Left in a field to bleed,
to disappear,
you looked across the Wyoming night.
Your eyelids were heavy,
your head a meteor of pain.

Did you witness yourself stand,
disoriented but intact,
and meander down the dusty road
like a drunkard
almost but not quite
past the point of no return?

Did you see your mother
dashing from her 4x4,
coming to cradle your head in her hands
and carry you to the safety of your home, your room,
plaid flannel bed sheets,
posters of Kurt and Madonna
to watch over you as you slept?

Did you see a mob,
a line of scarecrows
shouting obscenities,
shouldering clubs, rakes, shotguns,
marching toward you
the finish a job
two other boys couldn’t?

As light overtook the plain,
did a million flowers bloom,
daisies, bachelor’s buttons,
mountain pinks and purples?
Did you smell the sweet pea?
Taste the honeysuckle?

Did you feel the touch of a lover
beneath your chin,
bringing your gaze to meet his?
Did you hear him say the words?

Did you raise your fist in anger,
pound the ground beneath you
in an impact such that
shock waves shot through the globe
as they watched us
and shook their heads again?

As your eyes closed,
as you exhaled
and the pain faded
from your fractured skull,
did you know?
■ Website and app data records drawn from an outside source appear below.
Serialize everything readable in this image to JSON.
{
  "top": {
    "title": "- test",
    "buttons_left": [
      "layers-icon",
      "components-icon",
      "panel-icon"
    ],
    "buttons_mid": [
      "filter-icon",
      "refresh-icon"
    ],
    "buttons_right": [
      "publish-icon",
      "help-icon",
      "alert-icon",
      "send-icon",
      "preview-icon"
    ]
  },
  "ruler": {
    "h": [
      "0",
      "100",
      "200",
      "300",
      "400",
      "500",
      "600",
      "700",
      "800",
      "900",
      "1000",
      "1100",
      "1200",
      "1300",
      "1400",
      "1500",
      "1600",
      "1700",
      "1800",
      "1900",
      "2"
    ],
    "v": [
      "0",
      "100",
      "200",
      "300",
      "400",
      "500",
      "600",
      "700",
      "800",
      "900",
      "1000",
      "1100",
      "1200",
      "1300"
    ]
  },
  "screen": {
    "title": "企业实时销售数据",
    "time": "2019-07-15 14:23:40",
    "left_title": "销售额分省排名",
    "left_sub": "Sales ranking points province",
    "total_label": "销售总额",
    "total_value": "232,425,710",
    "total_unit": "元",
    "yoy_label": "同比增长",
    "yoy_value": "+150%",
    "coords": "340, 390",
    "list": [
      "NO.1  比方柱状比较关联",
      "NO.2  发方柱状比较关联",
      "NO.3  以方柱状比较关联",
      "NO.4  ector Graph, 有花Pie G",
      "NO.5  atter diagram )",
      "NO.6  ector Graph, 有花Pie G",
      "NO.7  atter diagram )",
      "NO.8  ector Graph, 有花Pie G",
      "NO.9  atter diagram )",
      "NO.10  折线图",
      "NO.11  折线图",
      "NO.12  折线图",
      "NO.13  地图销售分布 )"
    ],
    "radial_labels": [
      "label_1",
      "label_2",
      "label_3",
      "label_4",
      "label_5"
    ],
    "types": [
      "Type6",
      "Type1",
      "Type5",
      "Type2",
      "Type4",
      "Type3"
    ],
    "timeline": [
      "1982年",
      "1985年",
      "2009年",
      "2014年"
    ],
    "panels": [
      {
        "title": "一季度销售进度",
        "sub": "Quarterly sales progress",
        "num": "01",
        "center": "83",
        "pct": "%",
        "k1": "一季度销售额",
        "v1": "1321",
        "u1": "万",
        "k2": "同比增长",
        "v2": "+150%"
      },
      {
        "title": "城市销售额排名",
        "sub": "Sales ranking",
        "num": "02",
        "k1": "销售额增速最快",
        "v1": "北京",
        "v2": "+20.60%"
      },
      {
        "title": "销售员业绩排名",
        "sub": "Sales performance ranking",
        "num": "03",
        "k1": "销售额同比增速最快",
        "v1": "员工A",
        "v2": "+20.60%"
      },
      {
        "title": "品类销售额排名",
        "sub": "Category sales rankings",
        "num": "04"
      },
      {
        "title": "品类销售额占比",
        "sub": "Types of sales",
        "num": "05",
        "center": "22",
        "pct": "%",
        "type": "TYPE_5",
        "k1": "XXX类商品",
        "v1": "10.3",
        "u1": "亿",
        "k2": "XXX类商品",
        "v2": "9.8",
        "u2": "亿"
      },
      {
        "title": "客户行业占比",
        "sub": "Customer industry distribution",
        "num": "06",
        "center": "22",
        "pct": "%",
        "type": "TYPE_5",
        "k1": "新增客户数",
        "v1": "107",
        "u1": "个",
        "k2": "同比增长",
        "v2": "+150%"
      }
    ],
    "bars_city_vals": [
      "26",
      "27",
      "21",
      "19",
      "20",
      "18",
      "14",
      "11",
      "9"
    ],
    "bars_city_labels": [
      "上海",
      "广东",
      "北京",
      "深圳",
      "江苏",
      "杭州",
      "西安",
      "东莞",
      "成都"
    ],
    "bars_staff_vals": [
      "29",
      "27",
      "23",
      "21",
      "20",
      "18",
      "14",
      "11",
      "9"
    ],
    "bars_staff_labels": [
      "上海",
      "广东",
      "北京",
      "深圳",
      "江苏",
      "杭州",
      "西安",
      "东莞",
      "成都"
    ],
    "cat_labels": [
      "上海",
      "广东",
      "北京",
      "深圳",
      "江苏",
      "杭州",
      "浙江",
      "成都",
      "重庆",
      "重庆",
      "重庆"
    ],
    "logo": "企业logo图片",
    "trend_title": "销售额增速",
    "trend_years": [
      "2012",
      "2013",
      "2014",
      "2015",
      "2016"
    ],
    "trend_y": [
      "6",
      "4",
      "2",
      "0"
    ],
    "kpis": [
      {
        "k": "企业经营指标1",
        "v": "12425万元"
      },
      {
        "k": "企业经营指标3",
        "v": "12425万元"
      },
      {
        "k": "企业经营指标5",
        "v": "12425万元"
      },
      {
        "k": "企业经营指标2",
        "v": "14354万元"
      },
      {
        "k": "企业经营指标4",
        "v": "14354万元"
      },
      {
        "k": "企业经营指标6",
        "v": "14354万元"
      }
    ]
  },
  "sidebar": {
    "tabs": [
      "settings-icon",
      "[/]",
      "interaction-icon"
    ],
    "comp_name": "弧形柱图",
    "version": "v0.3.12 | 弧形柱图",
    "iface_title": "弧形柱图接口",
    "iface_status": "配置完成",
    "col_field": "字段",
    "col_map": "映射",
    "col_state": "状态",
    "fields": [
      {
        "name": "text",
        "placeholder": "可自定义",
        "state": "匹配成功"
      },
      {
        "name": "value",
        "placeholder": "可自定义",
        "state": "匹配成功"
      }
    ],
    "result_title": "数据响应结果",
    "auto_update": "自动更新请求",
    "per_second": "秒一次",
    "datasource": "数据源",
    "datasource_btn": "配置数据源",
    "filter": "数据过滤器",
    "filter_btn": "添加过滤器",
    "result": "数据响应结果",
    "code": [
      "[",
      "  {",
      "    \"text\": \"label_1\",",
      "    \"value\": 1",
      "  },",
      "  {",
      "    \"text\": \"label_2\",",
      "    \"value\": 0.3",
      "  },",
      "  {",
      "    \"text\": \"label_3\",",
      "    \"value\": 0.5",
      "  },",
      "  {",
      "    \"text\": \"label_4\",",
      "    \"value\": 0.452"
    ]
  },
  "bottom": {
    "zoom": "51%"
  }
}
It's been nine years since Matt Shepard was beaten and left to die in a Wyoming field. This poem was inspired by the "cyclist who found him and initially mistook his limp body, tied to a split-rail fence by his murderers, for a scarecrow."

© 2007 Robert A. Geise